Community action makes a positive difference to public places in Māngere
If you live in Māngere Bridge, you’ll know Val Payne. She’s a local historian, a leader within the local Residents and Ratepayers’ group and over the decades she has been part of countless church and community groups.
Val loves her community and is fiercely protective of it. When drunken behaviour started to become a real problem near the end of 2018, she knew she had to take action.
“We had these rowdy parties that happened all through the summer. They were keeping everybody along Kiwi Esplanade awake. There’d be groups of people in five or six different cars parked on the old bridge, getting drunker and drunker and throwing their empty bottles into the harbour. We were left with all their rubbish. It was an absolute mess.”
The circle of harm from these excessive public drinking sessions was increasing night by night. It may just have started with the drinkers but now it included the people living nearby and the environment. Sadly, there was even a shooting. Read the news article here.
Val knew that it wasn’t safe or sensible to approach the people that were drinking on the waterfront. Instead, she mobilised her community. She worked with other locals to organise a public meeting which was held on the 18 February 2019. A news article about the meeting can be accessed here.
“They turned out by the hundreds, and they filled the school hall! They were four or five deep at all the doors. It was absolutely wonderful!”
She didn’t just want the locals to talk amongst themselves; she and her community were demanding action. So, she invited the policy makers, the police and the press. That night they voiced their concerns and discussed possible solutions. One idea was to extend the existing liquor ban to include all public spaces along the waterfront.
Lemauga Lydia Sosene, Chair of the Māngere-Ōtahuhu Local Board, heard her community’s concerns and agreed:
“People don’t want liquor in their community in a public space.
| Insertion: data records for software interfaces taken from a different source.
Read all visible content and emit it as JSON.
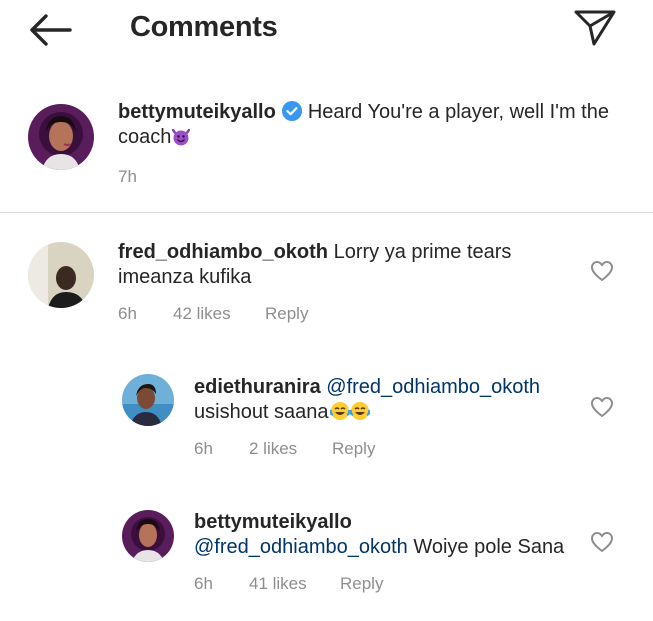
{
  "header": {
    "title": "Comments",
    "back_icon": "arrow-left-icon",
    "send_icon": "paper-plane-icon"
  },
  "caption": {
    "username": "bettymuteikyallo",
    "text": "Heard You're a player, well I'm the coach",
    "emoji": "smiling-devil-emoji",
    "time": "7h",
    "verified_color": "#3897f0"
  },
  "comments": [
    {
      "username": "fred_odhiambo_okoth",
      "text": "Lorry ya prime tears imeanza kufika",
      "time": "6h",
      "likes": "42 likes",
      "reply": "Reply"
    },
    {
      "username": "ediethuranira",
      "mention": "@fred_odhiambo_okoth",
      "text": "usishout saana",
      "emoji": "tears-of-joy-emoji",
      "time": "6h",
      "likes": "2 likes",
      "reply": "Reply"
    },
    {
      "username": "bettymuteikyallo",
      "mention": "@fred_odhiambo_okoth",
      "text": "Woiye pole Sana",
      "time": "6h",
      "likes": "41 likes",
      "reply": "Reply"
    }
  ],
  "colors": {
    "text": "#262626",
    "secondary": "#8e8e8e",
    "mention": "#003569",
    "divider": "#dbdbdb"
  }
}
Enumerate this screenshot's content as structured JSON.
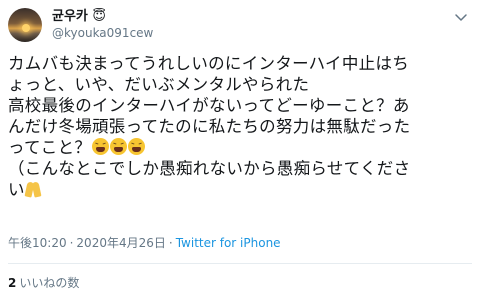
{
  "author": {
    "display_name": "균우카",
    "display_name_emoji": "angel-emoji",
    "handle": "@kyouka091cew",
    "avatar": "sunset-photo"
  },
  "tweet": {
    "lines": [
      "カムバも決まってうれしいのにインターハイ中止はち",
      "ょっと、いや、だいぶメンタルやられた",
      "高校最後のインターハイがないってどーゆーこと？あ",
      "んだけ冬場頑張ってたのに私たちの努力は無駄だった",
      "ってこと？",
      "（こんなとこでしか愚痴れないから愚痴らせてくださ",
      "い"
    ],
    "emojis": [
      "tired-face-emoji",
      "tired-face-emoji",
      "tired-face-emoji",
      "folded-hands-emoji"
    ]
  },
  "meta": {
    "time": "午後10:20",
    "separator": "·",
    "date": "2020年4月26日",
    "source": "Twitter for iPhone"
  },
  "likes": {
    "count": "2",
    "label": "いいねの数"
  },
  "colors": {
    "text": "#14171a",
    "muted": "#657786",
    "link": "#1b95e0",
    "divider": "#e6ecf0"
  }
}
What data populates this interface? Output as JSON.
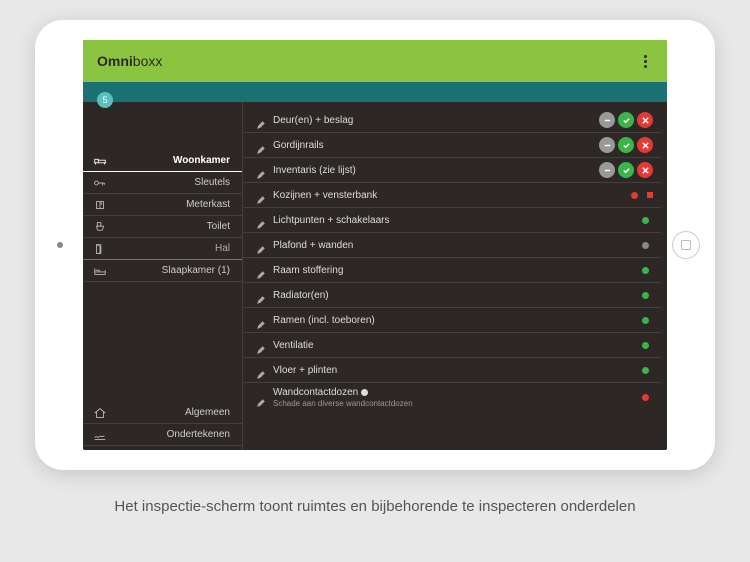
{
  "app": {
    "title_omni": "Omni",
    "title_boxx": "boxx"
  },
  "badge_count": "5",
  "sidebar": {
    "rooms": [
      {
        "id": "woonkamer",
        "label": "Woonkamer",
        "active": true
      },
      {
        "id": "sleutels",
        "label": "Sleutels"
      },
      {
        "id": "meterkast",
        "label": "Meterkast"
      },
      {
        "id": "toilet",
        "label": "Toilet"
      },
      {
        "id": "hal",
        "label": "Hal",
        "special": true
      },
      {
        "id": "slaapkamer1",
        "label": "Slaapkamer (1)"
      }
    ],
    "bottom": [
      {
        "id": "algemeen",
        "label": "Algemeen"
      },
      {
        "id": "ondertekenen",
        "label": "Ondertekenen"
      }
    ]
  },
  "items": [
    {
      "label": "Deur(en) + beslag",
      "state": "triage"
    },
    {
      "label": "Gordijnrails",
      "state": "triage"
    },
    {
      "label": "Inventaris (zie lijst)",
      "state": "triage"
    },
    {
      "label": "Kozijnen + vensterbank",
      "state": "red-sq"
    },
    {
      "label": "Lichtpunten + schakelaars",
      "state": "green"
    },
    {
      "label": "Plafond + wanden",
      "state": "grey"
    },
    {
      "label": "Raam stoffering",
      "state": "green"
    },
    {
      "label": "Radiator(en)",
      "state": "green"
    },
    {
      "label": "Ramen (incl. toeboren)",
      "state": "green"
    },
    {
      "label": "Ventilatie",
      "state": "green"
    },
    {
      "label": "Vloer + plinten",
      "state": "green"
    },
    {
      "label": "Wandcontactdozen",
      "sub": "Schade aan diverse wandcontactdozen",
      "state": "red",
      "bullet": true
    }
  ],
  "caption": "Het inspectie-scherm toont ruimtes en bijbehorende te inspecteren onderdelen"
}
While there is alcohol in the community there needs to be responsible consumption. So why do we have so many alcohol stores at local shops and on our street corners in the local community? Unfortunately, people think that it's the norm, drinking in a public place when actually it should not be. Young people ask why do liquor store owners get away with selling liquor located near the local dairy? This should not be the case: it adds anxiety of being unsafe in their local area”.
However, extending the liquor ban wasn’t straight forward:
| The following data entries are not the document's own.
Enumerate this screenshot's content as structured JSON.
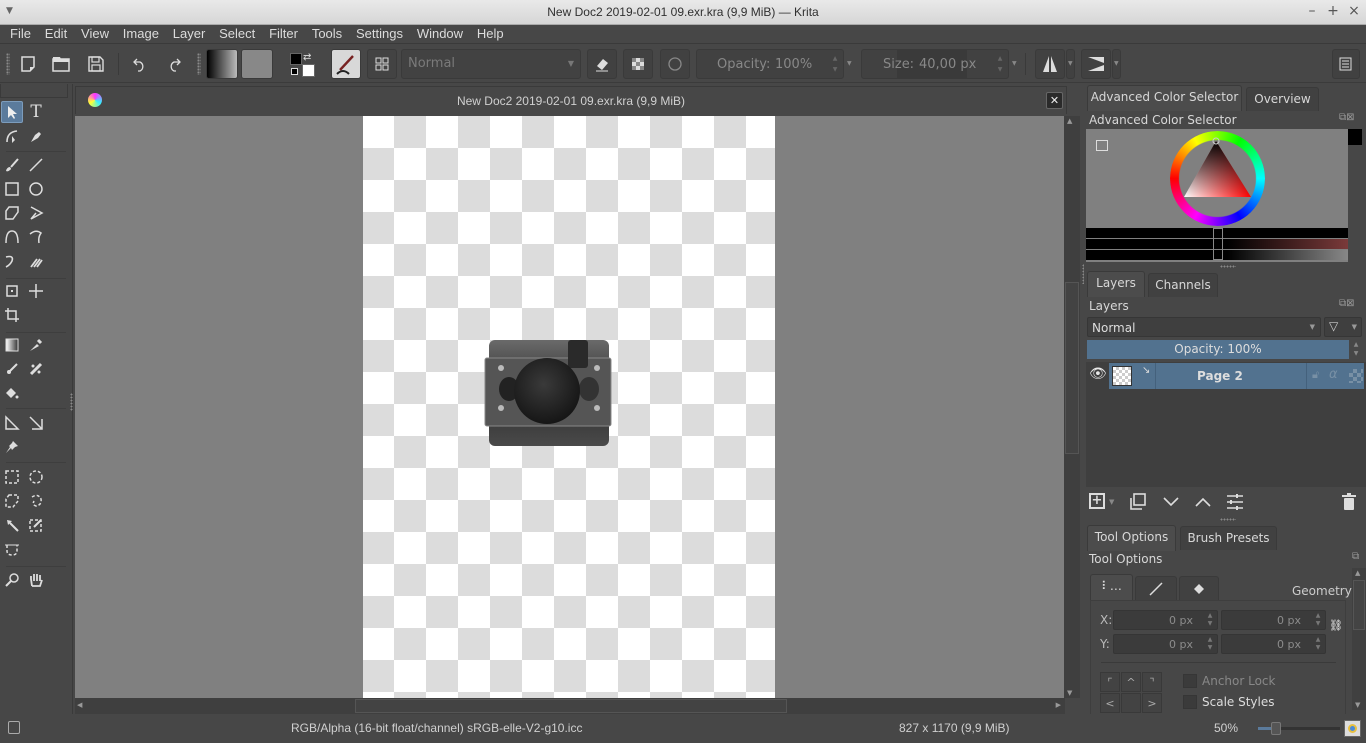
{
  "window": {
    "title": "New Doc2 2019-02-01 09.exr.kra (9,9 MiB) — Krita",
    "controls": [
      "minimize",
      "maximize",
      "close"
    ]
  },
  "menubar": {
    "items": [
      "File",
      "Edit",
      "View",
      "Image",
      "Layer",
      "Select",
      "Filter",
      "Tools",
      "Settings",
      "Window",
      "Help"
    ]
  },
  "toolbar": {
    "blend_mode": "Normal",
    "opacity_label": "Opacity:",
    "opacity_value": "100%",
    "size_label": "Size:",
    "size_value": "40,00 px",
    "icons": [
      "new-document-icon",
      "open-icon",
      "save-icon",
      "undo-icon",
      "redo-icon",
      "gradient-icon",
      "pattern-icon",
      "foreground-background-colors-icon",
      "brush-preset-icon",
      "workspace-grid-icon",
      "eraser-icon",
      "preserve-alpha-icon",
      "reload-preset-icon",
      "mirror-horizontal-icon",
      "mirror-vertical-icon",
      "docker-menu-icon"
    ],
    "colors": {
      "foreground": "#000000",
      "background": "#ffffff"
    }
  },
  "toolbox": {
    "tools": [
      "select-shapes",
      "text",
      "edit-shapes",
      "calligraphy",
      "freehand-brush",
      "line",
      "rectangle",
      "ellipse",
      "polygon",
      "polyline",
      "bezier-curve",
      "freehand-path",
      "dynamic-brush",
      "multibrush",
      "transform",
      "move",
      "crop",
      "gradient",
      "color-picker",
      "colorize-mask",
      "smart-patch",
      "fill",
      "assistant",
      "measure",
      "reference-images",
      "rectangular-selection",
      "elliptical-selection",
      "polygonal-selection",
      "freehand-selection",
      "contiguous-selection",
      "similar-color-selection",
      "bezier-selection",
      "zoom",
      "pan"
    ],
    "active_tool": "select-shapes"
  },
  "document": {
    "title": "New Doc2 2019-02-01 09.exr.kra (9,9 MiB)"
  },
  "dockers": {
    "color_tabs": [
      "Advanced Color Selector",
      "Overview"
    ],
    "color_title": "Advanced Color Selector",
    "hsv": {
      "hue": 0,
      "selected_color": "#000000"
    },
    "layers_tabs": [
      "Layers",
      "Channels"
    ],
    "layers_title": "Layers",
    "layers_blend": "Normal",
    "layers_opacity": "Opacity:  100%",
    "layers": [
      {
        "name": "Page 2",
        "visible": true,
        "selected": true
      }
    ],
    "options_tabs": [
      "Tool Options",
      "Brush Presets"
    ],
    "options_title": "Tool Options",
    "geometry_label": "Geometry",
    "x_label": "X:",
    "y_label": "Y:",
    "x_value": "0 px",
    "x2_value": "0 px",
    "y_value": "0 px",
    "y2_value": "0 px",
    "anchor_lock": "Anchor Lock",
    "scale_styles": "Scale Styles"
  },
  "statusbar": {
    "color_profile": "RGB/Alpha (16-bit float/channel)  sRGB-elle-V2-g10.icc",
    "image_size": "827 x 1170 (9,9 MiB)",
    "zoom": "50%",
    "zoom_fraction": 0.5
  }
}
“We needed to speak with Auckland Transport and Auckland Council to get an understanding of who was responsible for what and what was the legislation and policy that governed each specific area”.
After numerous meetings with all the agencies involved, the liquor ban did get extended. The Police also increased patrols in the area and Val’s says that things have slowly improved. “Nowadays there’s the odd one or two but nowhere near the same amount”.
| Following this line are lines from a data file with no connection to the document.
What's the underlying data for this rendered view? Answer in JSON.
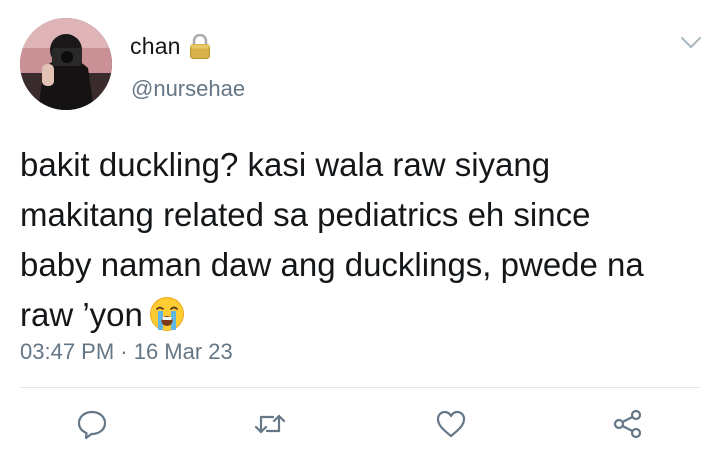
{
  "user": {
    "display_name": "chan",
    "handle": "@nursehae",
    "protected_icon": "lock-icon"
  },
  "tweet": {
    "lines": [
      "bakit duckling? kasi wala raw siyang",
      "makitang related sa pediatrics eh since",
      "baby naman daw ang ducklings, pwede na",
      "raw ’yon"
    ],
    "emoji": "loudly-crying-face-emoji",
    "timestamp": "03:47 PM · 16 Mar 23"
  },
  "actions": {
    "reply_icon": "reply-icon",
    "retweet_icon": "retweet-icon",
    "like_icon": "heart-icon",
    "share_icon": "share-icon"
  },
  "colors": {
    "text": "#14171a",
    "secondary": "#657786",
    "divider": "#e1e8ed",
    "icon": "#657786"
  }
}
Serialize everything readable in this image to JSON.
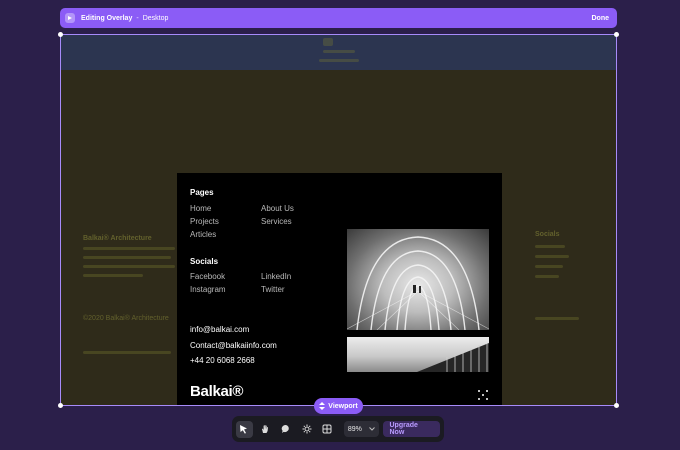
{
  "topbar": {
    "title": "Editing Overlay",
    "separator": "-",
    "mode": "Desktop",
    "done_label": "Done",
    "accent": "#8b5cf6"
  },
  "background_page": {
    "brand_heading": "Balkai® Architecture",
    "socials_heading": "Socials",
    "copyright": "©2020 Balkai® Architecture"
  },
  "card": {
    "pages_heading": "Pages",
    "pages_col1": [
      "Home",
      "Projects",
      "Articles"
    ],
    "pages_col2": [
      "About Us",
      "Services"
    ],
    "socials_heading": "Socials",
    "socials_col1": [
      "Facebook",
      "Instagram"
    ],
    "socials_col2": [
      "LinkedIn",
      "Twitter"
    ],
    "email1": "info@balkai.com",
    "email2": "Contact@balkaiinfo.com",
    "phone": "+44 20 6068 2668",
    "brand": "Balkai®"
  },
  "viewport": {
    "label": "Viewport"
  },
  "toolbar": {
    "tools": [
      "cursor-icon",
      "hand-icon",
      "comment-icon",
      "sun-icon",
      "grid-icon"
    ],
    "zoom": "89%",
    "upgrade_label": "Upgrade Now"
  }
}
If you’re affected by people drinking in a public space, Lemauga encourages you to follow Val’s example:
“Do some research, think about what you want to achieve and go and talk with your local council. Never be afraid to ask the hard questions.”
Val’s top tips for others learnt from this experience:
Listen: “Talk to the community that you live in. Get the feeling from them. If you realise that they are in behind you, call a meeting at the school hall.”
Be Prepared: ActionPoint has a step-by-step guide to help you.
Work together: Val knew she needed the Police, Auckland Transport and the Council to make positive, lasting changes. “Invite the local mayor, invite the local council, invite the police, invite the press. We had the press and the TV and everybody! If you say you've got that, the mayor will certainly turn up!”
Don’t give up! There were still some ongoing alcohol related problems going on after the liquor ban was extended. Val and her community held an additional public meeting to ensure that everyone involved continued to work on resolving these issues.